Trailing Wisconsin 14-0 midway through the second quarter and faced with a fourth-and-nine from their own 26-yard line, Ohio State head coach Ryan Day sent punter Drue Chrisman out onto the field, presumably to send the ball back to the Badgers, and possibly allowing them to add to their already-double-digit lead.
Rather than punt it away, however, Chrisman took the snap from long-snapper Liam McCullough and threw the ball to tight end Luke Farrell, who caught it with a defender closing in on him, picking up 21 yards and the first down.
The play sparked the Buckeyes, who ended up driving the ball down to the Wisconsin 7-yard line before quarterback Justin Fields fumbled it away on third-and-goal.
Ohio State didn’t score on the play, but it woke the team up a bit and let them know that their head coach wasn’t going to just sit back and watch the Big Ten Championship leave with Badgers.
For that reason alone, it was a good call.
But it was also a good call for another reason.
“Because it worked,” Day laughed. “If it didn’t work, it wasn’t a good call. I just felt like we needed a spark. [Special teams coordinator] Matt Barnes had come up to me earlier in the week and said, ‘we might have something here,’ kind of showed why on film, and I thought it was well-thought-out, and at that point we needed a little something.
“Although it didn’t turn into points, I thought it gave us a little jolt in that game, and also the feeling, ‘hey, listen, I know we’re on a big stage but we’re going to be aggressive.’ You can’t be afraid to be bold. I told the guys to be bold in that game, and that was an example of it.”
Being bold is a message that the players love.
Having an aggressive attitude at a critical moment in a game shows the one thing every player wants from his coach.
“I feel like he trusts us,” said receiver KJ Hill. “At that time we were down and we really needed that. It shows he’s got a lot of balls. We can get behind him because we know he’s going to lead us the right way. He’s not timid. None of that. We love a coach like that.”
Even though Hill is a fan of the aggression, it still caught him off guard.
“Honestly, I didn’t even know about it,” he said. “I sat down and we were talking about what just happened on the offensive side, then we heard the crowd yelling and then it was ‘Offense, let’s go!’ So I really didn’t get to see it. Me and Ben [Victor] were talking about what coverage we were in. There wasn’t even any time to watch the replay. I didn’t even get to see it.”
One player who did get to see it — while he wasn’t praying — is fellow receiver Austin Mack, who was in on the play as a gunner.
“Oh man, that was sweet,” Mack said of Chrisman’s throw. “I was actually nervous as hell. I was the gunner on the other side. I was praying to God that it was going to be open.”
Hill wasn’t the only player caught off guard. Quarterback Justin Fields didn’t even know it was in the playbook.

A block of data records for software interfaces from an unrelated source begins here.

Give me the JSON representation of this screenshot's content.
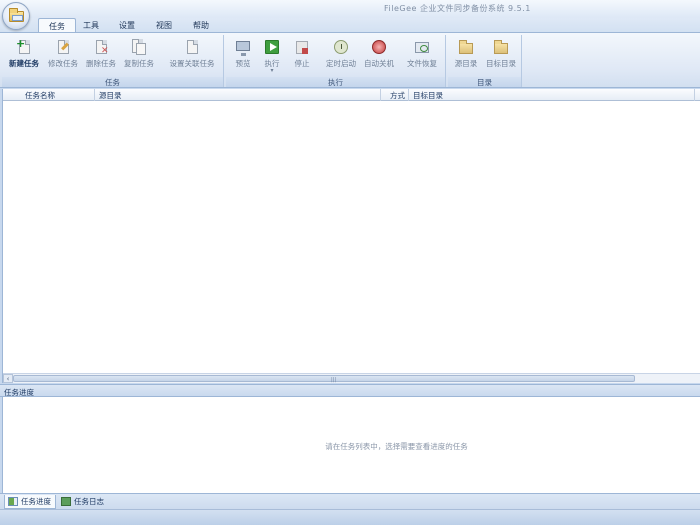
{
  "window": {
    "title": "FileGee 企业文件同步备份系统 9.5.1"
  },
  "menu_tabs": [
    "任务",
    "工具",
    "设置",
    "视图",
    "帮助"
  ],
  "ribbon": {
    "groups": {
      "task": "任务",
      "execute": "执行",
      "directory": "目录"
    },
    "buttons": {
      "new_task": "新建任务",
      "modify_task": "修改任务",
      "delete_task": "删除任务",
      "copy_task": "复制任务",
      "related_tasks": "设置关联任务",
      "preview": "预览",
      "run": "执行",
      "stop": "停止",
      "timed_start": "定时启动",
      "auto_shutdown": "自动关机",
      "file_restore": "文件恢复",
      "source_dir": "源目录",
      "target_dir": "目标目录"
    },
    "run_dropdown_arrow": "▾"
  },
  "task_table": {
    "columns": [
      "任务名称",
      "源目录",
      "方式",
      "目标目录"
    ],
    "rows": []
  },
  "progress_panel": {
    "title": "任务进度",
    "hint": "请在任务列表中，选择需要查看进度的任务"
  },
  "bottom_tabs": {
    "progress": "任务进度",
    "log": "任务日志"
  },
  "scrollbar": {
    "left_arrow": "‹",
    "right_arrow": "›",
    "grip": "|||"
  }
}
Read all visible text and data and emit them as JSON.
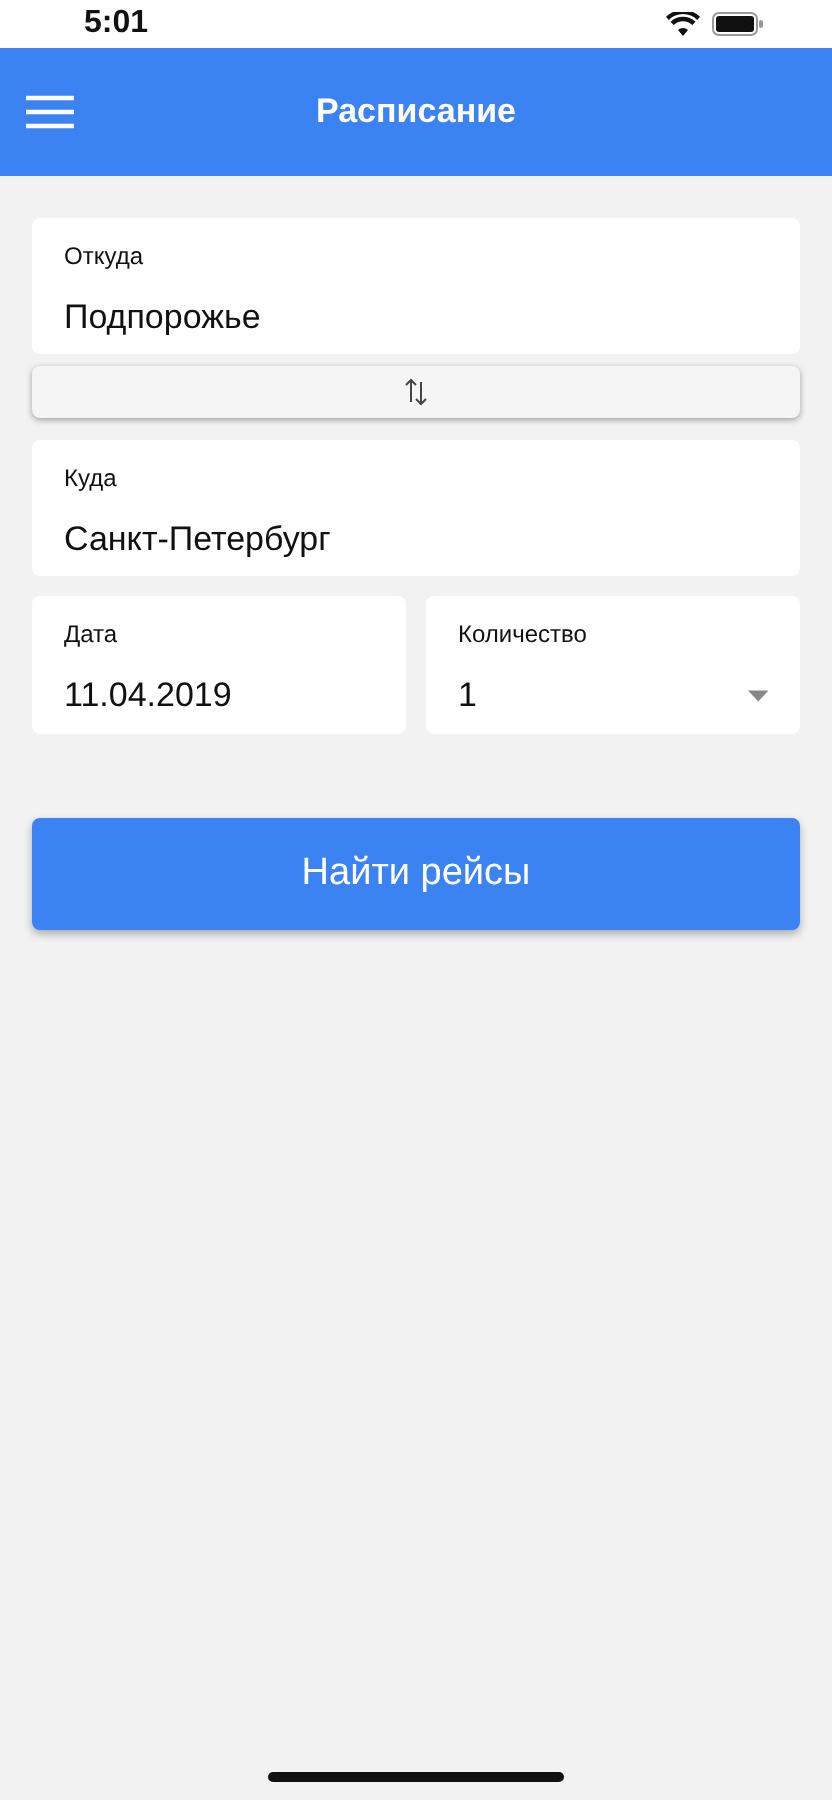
{
  "status_bar": {
    "time": "5:01"
  },
  "header": {
    "title": "Расписание"
  },
  "from": {
    "label": "Откуда",
    "value": "Подпорожье"
  },
  "to": {
    "label": "Куда",
    "value": "Санкт-Петербург"
  },
  "date": {
    "label": "Дата",
    "value": "11.04.2019"
  },
  "count": {
    "label": "Количество",
    "value": "1"
  },
  "search_button": {
    "label": "Найти рейсы"
  }
}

“I’ve never seen that,” Fields said. “I’ve never seen that throw in practice. I’ve never seen that play in practice. I was sitting on the bench and I saw that, that was crazy.”
What does it say about a coach who will dial up a play like that in such a critical moment?
“He’s got balls,” Fields said. “He’s definitely got faith in our team, so that shows you how much trust he has in the players.”
Talking about the play after the game, Mack was as adamant as his teammates that Day made the right call and that it meant a lot to them that he trusted them to make it happen.
“In a situation like that, we just need a spark,” Mack said. “We need momentum. I’m just glad he has the confidence in us to be able to execute. It was sweet.”